including open casting, seam-based mining similar to coal mining, and
underground quarrying, and resulting in a range of different structures and
features at extraction sites. Ore was originally smelted into iron in small,
relatively low-temperature furnaces known as bloomeries. These were replaced
from the 16th century by blast furnaces which were larger and operated at a
higher temperature to produce molten metal for cast iron. Cast iron is
brittle, and to convert it into malleable wrought iron or steel it needs to be
remelted. This was originally conducted in an open hearth in a finery forge,
but technological developments, especially with steel production, gave rise to
more sophisticated types of furnaces.

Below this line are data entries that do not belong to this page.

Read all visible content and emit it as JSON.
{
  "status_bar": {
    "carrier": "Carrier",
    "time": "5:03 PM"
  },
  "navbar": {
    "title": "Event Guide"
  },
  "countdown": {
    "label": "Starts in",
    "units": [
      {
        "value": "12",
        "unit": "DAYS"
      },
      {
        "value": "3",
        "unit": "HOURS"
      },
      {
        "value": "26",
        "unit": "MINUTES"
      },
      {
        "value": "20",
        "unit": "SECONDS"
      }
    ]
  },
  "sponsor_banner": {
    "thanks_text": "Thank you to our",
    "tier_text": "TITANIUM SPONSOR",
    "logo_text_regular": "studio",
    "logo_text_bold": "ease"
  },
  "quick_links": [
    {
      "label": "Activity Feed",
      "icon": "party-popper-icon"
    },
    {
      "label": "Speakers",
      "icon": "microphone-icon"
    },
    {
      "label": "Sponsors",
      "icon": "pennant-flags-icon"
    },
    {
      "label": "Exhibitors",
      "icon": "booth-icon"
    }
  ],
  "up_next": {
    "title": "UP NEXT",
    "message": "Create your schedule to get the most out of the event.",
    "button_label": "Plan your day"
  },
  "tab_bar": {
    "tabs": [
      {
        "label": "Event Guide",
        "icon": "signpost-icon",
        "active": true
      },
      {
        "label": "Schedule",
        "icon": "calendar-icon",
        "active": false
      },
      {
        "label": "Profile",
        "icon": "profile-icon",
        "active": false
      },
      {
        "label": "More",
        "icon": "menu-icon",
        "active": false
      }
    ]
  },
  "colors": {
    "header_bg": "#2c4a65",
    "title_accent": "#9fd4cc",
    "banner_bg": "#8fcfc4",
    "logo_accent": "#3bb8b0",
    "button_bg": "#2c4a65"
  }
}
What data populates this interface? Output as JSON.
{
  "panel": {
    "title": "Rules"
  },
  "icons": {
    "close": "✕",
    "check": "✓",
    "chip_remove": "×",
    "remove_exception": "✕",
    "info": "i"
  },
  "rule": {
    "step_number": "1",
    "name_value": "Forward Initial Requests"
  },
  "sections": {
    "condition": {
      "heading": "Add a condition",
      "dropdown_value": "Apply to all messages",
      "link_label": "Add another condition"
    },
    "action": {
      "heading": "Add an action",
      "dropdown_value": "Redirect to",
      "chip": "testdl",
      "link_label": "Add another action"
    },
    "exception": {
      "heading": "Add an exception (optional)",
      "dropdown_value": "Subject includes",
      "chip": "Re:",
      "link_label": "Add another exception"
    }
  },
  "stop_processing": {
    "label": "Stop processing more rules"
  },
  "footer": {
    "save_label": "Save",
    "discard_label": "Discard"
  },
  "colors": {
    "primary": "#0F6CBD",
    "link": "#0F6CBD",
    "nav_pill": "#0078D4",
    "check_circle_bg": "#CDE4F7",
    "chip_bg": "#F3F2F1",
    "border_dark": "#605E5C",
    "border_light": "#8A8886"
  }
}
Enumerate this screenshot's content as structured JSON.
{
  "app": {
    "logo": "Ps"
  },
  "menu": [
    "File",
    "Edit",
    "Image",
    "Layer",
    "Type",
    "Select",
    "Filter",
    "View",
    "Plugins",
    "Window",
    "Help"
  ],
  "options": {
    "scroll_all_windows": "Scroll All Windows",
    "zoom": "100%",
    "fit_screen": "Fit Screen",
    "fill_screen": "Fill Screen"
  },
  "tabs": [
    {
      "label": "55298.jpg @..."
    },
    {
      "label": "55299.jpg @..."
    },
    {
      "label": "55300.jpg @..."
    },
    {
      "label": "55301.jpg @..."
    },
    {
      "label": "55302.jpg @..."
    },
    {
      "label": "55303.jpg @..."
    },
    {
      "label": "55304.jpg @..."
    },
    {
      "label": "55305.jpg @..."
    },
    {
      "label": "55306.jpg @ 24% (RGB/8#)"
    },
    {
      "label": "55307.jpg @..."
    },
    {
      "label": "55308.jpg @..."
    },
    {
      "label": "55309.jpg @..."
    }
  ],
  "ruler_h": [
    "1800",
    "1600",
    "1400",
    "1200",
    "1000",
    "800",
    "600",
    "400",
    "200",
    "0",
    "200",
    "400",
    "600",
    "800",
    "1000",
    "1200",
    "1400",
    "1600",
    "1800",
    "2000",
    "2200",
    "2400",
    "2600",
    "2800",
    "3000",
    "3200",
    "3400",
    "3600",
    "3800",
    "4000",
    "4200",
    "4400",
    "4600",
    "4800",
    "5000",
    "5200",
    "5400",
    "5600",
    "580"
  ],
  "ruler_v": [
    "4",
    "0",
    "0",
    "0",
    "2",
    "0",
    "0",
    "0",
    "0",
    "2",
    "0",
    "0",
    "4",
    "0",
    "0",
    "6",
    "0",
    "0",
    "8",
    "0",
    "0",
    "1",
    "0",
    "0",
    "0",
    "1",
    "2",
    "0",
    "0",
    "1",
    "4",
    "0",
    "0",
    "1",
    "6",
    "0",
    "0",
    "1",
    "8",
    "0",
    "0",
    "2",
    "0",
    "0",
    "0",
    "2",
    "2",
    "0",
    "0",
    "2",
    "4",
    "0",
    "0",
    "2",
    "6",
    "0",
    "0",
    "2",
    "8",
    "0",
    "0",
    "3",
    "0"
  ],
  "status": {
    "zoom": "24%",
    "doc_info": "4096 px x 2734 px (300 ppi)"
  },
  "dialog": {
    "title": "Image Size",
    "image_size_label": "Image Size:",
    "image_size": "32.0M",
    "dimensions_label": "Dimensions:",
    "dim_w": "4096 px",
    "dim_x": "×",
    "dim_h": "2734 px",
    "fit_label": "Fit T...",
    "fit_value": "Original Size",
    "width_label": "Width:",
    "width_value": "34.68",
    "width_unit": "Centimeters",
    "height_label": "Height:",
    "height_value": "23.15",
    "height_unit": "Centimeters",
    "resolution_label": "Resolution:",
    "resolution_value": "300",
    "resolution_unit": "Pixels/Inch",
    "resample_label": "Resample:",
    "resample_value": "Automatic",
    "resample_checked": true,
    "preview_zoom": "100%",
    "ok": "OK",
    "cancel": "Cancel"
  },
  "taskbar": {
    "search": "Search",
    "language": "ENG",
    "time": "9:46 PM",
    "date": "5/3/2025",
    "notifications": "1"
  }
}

A comprehensive survey of the iron and
steel industry has been conducted to identify a sample of sites of national
importance that represent the industry's chronological range, technological
breadth and regional diversity.

Winlaton Mill was a large integrated ironworks, forming a precursor of the
Industrial Revolution. Archaeological recording in the 1990s has
demonstrated good sub-surface preservation, and evidence relating to an
exceptional range of processes will be preserved.

The importance of the site is enhanced by the survival of very extensive
documentation. The dam also retains an important `horizontal-arch' weir.

Source: Historic England


Books and journals
Flinn, M W, Men of Iron: The Crowleys in the early Iron Industry, (1962)
Flinn, M W, Men of Iron: The Crowleys in the early Iron Industry, (1962), 219f
Smith, N, A History of Dams, (1972), 166-8
Ponsford, , 'Post Medieval Archaeology' in Post-Medieval Britain in 1991, , Vol. 26, (1921), 151
Cranstone, David , Winlaton Mill: Archaeological Investigations, 1991-2, 1992, Unpublished report to Gateshead MBC
Cranstone, David , Winlaton Mill: Archaeological Investigations, 1991-2, 1992, Unpublished report to Gateshead MBC
Tyne & Wear Archives Serv, DX 104/1, Anon, A Draft of Winlaton Mill and Swalwell, (1718)

Source: Historic England

Other nearby scheduled monuments is an independent online resource and is not associated with any government department. All government data published here is used under licence. Please do not contact for any queries related to any individual ancient or schedued monument, planning permission related to scheduled monuments or the scheduling process itself. is a Good Stuff website.